Our businesses are as varied as Maine. We are in Jackman, Augusta and Brewer. We sell groceries and hunting supplies, repair and sell cars, and perform home weatherization services. We may be in different businesses, but we all agree on at least one thing: Energy efficiency offers Maine businesses and our economy the best opportunity of any energy resource out there.
We often hear that Maine has among the highest energy costs in the nation (thankfully, the lowest in the region) and that these high energy costs can affect our competitiveness. Energy efficiency improves economic competitiveness. Each of our companies has first-hand knowledge of reducing energy costs substantially through public-private investments in energy efficiency. We know it works, and we know more can still be done.
Cost-effective energy efficiency is the cheapest energy “resource” available in Maine. It is literally, measurably true that the cheapest kilowatt-hour is the kilowatt-hour we don’t have to buy. Of course few things are free, and energy efficiency savings is not one of them — efficiency savings come from investments. Our businesses are making investments in energy efficiency, in partnership with programs like those at Efficiency Maine.
If Maine truly wants to reduce electricity costs for all ratepayers, the state should strive to ensure that we are capturing all of the achievable, cost-effective efficiency improvements — those that cost less than buying electricity. Energy efficiency helps keep electricity prices a little bit lower for everyone by reducing the amount of the most expensive power we would otherwise need to buy. Weatherization and air-sealing can easily cut home heating costs a third. Efficiency is a no-regrets, fuel-neutral strategy that works wherever you live in the state.
Many Maine businesses provide efficiency services to cut commercial electricity bills or to help homeowners cut heating fuel bills through weatherization. Hiring Maine firms to make energy efficiency improvements keeps Maine money flowing within the Maine economy, instead of sending it elsewhere to buy energy.
Despite the benefits of energy efficiency, as Maine businesses, we know that these energy savings are not always easy to capture in the real world. Most Maine businesses and homeowners rarely have the time or expertise to determine what energy investments make sense, which products and services can be trusted, or how to make it happen.

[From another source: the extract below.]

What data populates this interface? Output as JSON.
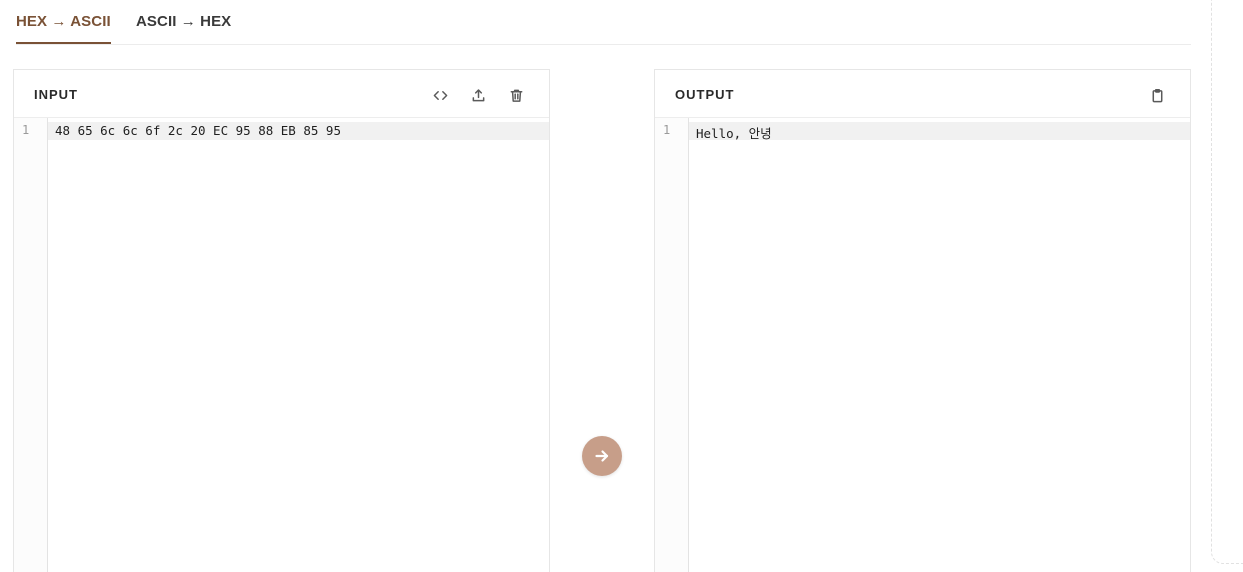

Whether we are a local small business or a part of an international corporation, our time and our capital have to compete for other priorities.
How can Maine best help businesses to reap the multitude of benefits that result from energy efficiency improvements? We offer this four-point plan:
1. Policymakers should treat energy efficiency like other energy resources, reduce the influence of politics in determining how much energy efficiency is cost-effective, and establish a policy to ensure Maine seeks out all achievable, cost-effective energy efficiency.
2. Lawmakers should move forward on the Maine Public Utilities Commission’s unanimously supported plan to cut electricity bills further by tapping additional cost-effective efficiency.
3. Efficiency Maine needs to continue to develop effective programs that reach more business customers, from small businesses to large industrials, and help them save more money (and resist efforts to cut funding for business programs).
4. Maine should ensure that natural gas infrastructure expansion is balanced with cost-effective energy efficiency. It benefits everyone if Maine businesses or homeowners that begin to use natural gas use it as efficiently as possible.
It is our hope that the state will seize the moment and move Maine toward an energy-efficient future.
Ray Levesque owns Bishop’s Store in Jackman; Dan Brooks is vice president and co-owner of Capitol Car Care in Augusta; and Matt Damon is co-owner of Penobscot Home Performance in Brewer.